The application window for the Lump Sum Exit Scheme finally opened on 12 April after Defra published its paper on the scheme (and more recently detailed regulations) in February. The intention is to give farmers in England (the devolved nations are not part of this initiative) a financial incentive to leave the industry.
On the face of it, it’s a reasonable offer: a one-off lump sum, as a capital payment, in lieu of the direct payments you’d otherwise have received if you’d continued farming until 2027 subject, of course, to various provisos. The original idea behind the proposal was to encourage more farmers to retire completely from the business of farming, freeing up the land via sale, lease, transfer or gift, to the next generation or to new entrants. Now that we have the detail of what the scheme entails, will it actually deliver what the government intended? Does it represent a fair deal for farmers? And it can it work if the retiring farmer is part of a more complicated partnership or corporate structure?

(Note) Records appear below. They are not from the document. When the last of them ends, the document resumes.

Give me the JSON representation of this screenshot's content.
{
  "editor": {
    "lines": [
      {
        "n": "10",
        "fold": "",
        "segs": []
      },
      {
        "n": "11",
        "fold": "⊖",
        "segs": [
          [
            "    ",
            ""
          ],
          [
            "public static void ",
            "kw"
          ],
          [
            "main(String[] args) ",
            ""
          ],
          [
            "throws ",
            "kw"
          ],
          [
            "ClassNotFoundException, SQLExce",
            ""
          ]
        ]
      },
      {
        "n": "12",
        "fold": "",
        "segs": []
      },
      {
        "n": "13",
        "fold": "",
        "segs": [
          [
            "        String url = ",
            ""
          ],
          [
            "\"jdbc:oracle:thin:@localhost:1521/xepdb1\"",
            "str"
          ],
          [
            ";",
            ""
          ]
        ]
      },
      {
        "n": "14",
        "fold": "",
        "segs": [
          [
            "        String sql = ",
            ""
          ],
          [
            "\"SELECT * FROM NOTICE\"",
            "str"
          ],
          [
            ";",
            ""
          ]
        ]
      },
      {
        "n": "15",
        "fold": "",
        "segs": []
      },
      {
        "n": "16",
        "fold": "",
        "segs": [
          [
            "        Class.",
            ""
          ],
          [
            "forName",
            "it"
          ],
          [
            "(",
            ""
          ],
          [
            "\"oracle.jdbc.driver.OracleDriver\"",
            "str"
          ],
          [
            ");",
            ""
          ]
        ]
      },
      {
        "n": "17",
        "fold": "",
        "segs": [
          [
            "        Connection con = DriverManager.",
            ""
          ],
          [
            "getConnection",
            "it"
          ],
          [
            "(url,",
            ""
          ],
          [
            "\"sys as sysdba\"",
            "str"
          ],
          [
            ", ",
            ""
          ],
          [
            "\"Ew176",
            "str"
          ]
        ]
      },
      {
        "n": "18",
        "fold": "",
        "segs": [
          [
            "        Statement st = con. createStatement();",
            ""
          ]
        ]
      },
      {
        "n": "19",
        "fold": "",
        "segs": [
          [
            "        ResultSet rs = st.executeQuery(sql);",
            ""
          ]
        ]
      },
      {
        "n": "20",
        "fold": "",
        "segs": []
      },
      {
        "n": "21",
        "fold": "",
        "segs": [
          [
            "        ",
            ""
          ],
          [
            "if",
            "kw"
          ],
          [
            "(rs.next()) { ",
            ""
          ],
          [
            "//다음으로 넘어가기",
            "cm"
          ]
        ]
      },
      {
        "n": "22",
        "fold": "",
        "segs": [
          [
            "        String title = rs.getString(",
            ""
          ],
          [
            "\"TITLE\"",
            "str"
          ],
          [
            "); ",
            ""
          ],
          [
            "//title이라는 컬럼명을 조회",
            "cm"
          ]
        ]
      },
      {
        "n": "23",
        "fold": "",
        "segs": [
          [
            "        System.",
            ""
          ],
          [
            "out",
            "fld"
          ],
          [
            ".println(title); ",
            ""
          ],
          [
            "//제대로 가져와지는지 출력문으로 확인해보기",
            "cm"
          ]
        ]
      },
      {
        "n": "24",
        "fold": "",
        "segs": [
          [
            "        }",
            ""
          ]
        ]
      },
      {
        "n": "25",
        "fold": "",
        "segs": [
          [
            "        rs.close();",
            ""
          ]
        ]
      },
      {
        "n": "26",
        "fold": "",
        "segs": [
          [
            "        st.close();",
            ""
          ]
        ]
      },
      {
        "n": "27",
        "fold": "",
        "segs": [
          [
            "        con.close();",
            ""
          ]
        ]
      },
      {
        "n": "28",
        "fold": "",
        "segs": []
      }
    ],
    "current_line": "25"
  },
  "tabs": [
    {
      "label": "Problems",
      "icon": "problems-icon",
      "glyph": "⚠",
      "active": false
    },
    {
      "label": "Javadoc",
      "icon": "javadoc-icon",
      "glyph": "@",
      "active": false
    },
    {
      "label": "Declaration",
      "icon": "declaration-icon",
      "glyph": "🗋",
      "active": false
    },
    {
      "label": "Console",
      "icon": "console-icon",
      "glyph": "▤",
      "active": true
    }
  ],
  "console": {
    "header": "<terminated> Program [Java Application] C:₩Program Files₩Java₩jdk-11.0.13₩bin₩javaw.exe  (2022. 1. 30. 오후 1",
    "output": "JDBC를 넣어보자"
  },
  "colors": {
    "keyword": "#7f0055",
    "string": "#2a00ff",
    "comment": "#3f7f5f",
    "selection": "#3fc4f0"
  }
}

Will it deliver what the government intended?
For those not born to farming, entering the sector can be difficult, particularly if they want to farm their own land. The government’s answer is to persuade farmers nearing retirement to hang up their boots in favour of new entrants. Given that the amount retiring farmers will receive is capped at £99,875 (a figure based on a maximum ‘reference’ amount of £42,500 x 2.35), no one will be able to retire on this sum alone without other pensions or income streams. It is certainly very unlikely to appeal to anyone whose average BPS income exceeds the cap. Nonetheless, for those farmers who have been thinking of selling, or transferring the business, lock, stock and barrel to the next generation, this additional nest egg might provide the necessary nudge. Overall, it is unlikely to encourage the numbers of retirees the government is hoping for.
Is it a fair deal?
The government has opted to subject the lump sum to capital gains rather than income tax which makes the prospect more appealing. For those farming smaller acreages and for those in marginal areas, this might provide the right opportunity to exit before 2027 and the withdrawal of all subsidy payments. Farmers whose BPS entitlements are considerably more than the cap, even with the tapered withdrawal of subsidy payments, are less likely to benefit. However, the terms of the deal are absolute: all applicants must have been eligible for BPS in 2018; land must be transferred, sold or gifted (or, if a tenancy, surrendered, assigned or transferred by succession) by 31 May 2024; and all BPS entitlements surrendered. Given that the application window is only six months long (April – September 2022), applicants can continue to apply for the BPS both this year and next just in case their application fails. If it succeeds, the BPS payments received will be deducted from the lump sum. If applicants have already entered into grant agreements such as the SFI or certain environmental options, they will have to repay anything they have received under those schemes. So, is it fair? Yes for some – but it is of questionable value for many.
Will it work for partnerships?
As we see in the Moreton v Moreton case, the law of unintended consequences has a habit of intervening when partnership structures, share allocation, and land and asset ownership are not considered in the round, and properly and clearly documented. The exit scheme allows for partners holding more than 50% of the profit allocation (or spouses holding over 50% between them) to apply for the lump sum providing they transfer all the land held in their name to the other partners, surrender the BPS entitlements attached to that land, and leave the business entirely. The remaining partners can continue to farm and apply for other grants but they cannot claim any entitlements on the transferred land. This will also affect the total amount of delinked payments, which take effect from May 2024, that can be claimed as they will be determined by previous BPS entitlements.
For this to work, partners will have to have a clear audit trail of who owns what, where, and since when - otherwise they risk falling foul of the scheme requirements. For many farming partnerships, trying to disentangle the web of ownership across different generations will be a major undertaking. It also means that the older generation have to properly retire from the farm. That may be a step too far for some.
Recipients of the lump sum can remain in the farmhouse after they have transferred / sold their land - but separating the house from the land has inheritance tax implications as the former will no longer be eligible for APR. There may also be capital gains tax implications for the continuing partners in the business if land is gifted to them which has a very low acquisition value and a hold over claim is made. Likewise, retiring tenant farmers will need to have additional funds as the lump sum will not be sufficient to buy a house. An alternative to getting rid of the land could be to plant it with woodland (which would need to be done by 31 May 2024) but again, there are tax implications depending on how the wood is used. Finally, any gains from selling the land will be subject to tax unless they are reinvested in qualifying assets (such as a business or other land).
In short, this scheme is likely to have limited appeal for the majority of farmers. Although there is nothing to prevent them pursuing other jobs, such as contracting, or working as an employee, the sums involved are not life changing and for some will create additional tax liabilities. However, for those already thinking of leaving the industry – and particularly for those in partnerships – it is worth doing the calculations but only in conjunction with an adviser who is au fait with the tax and other implications.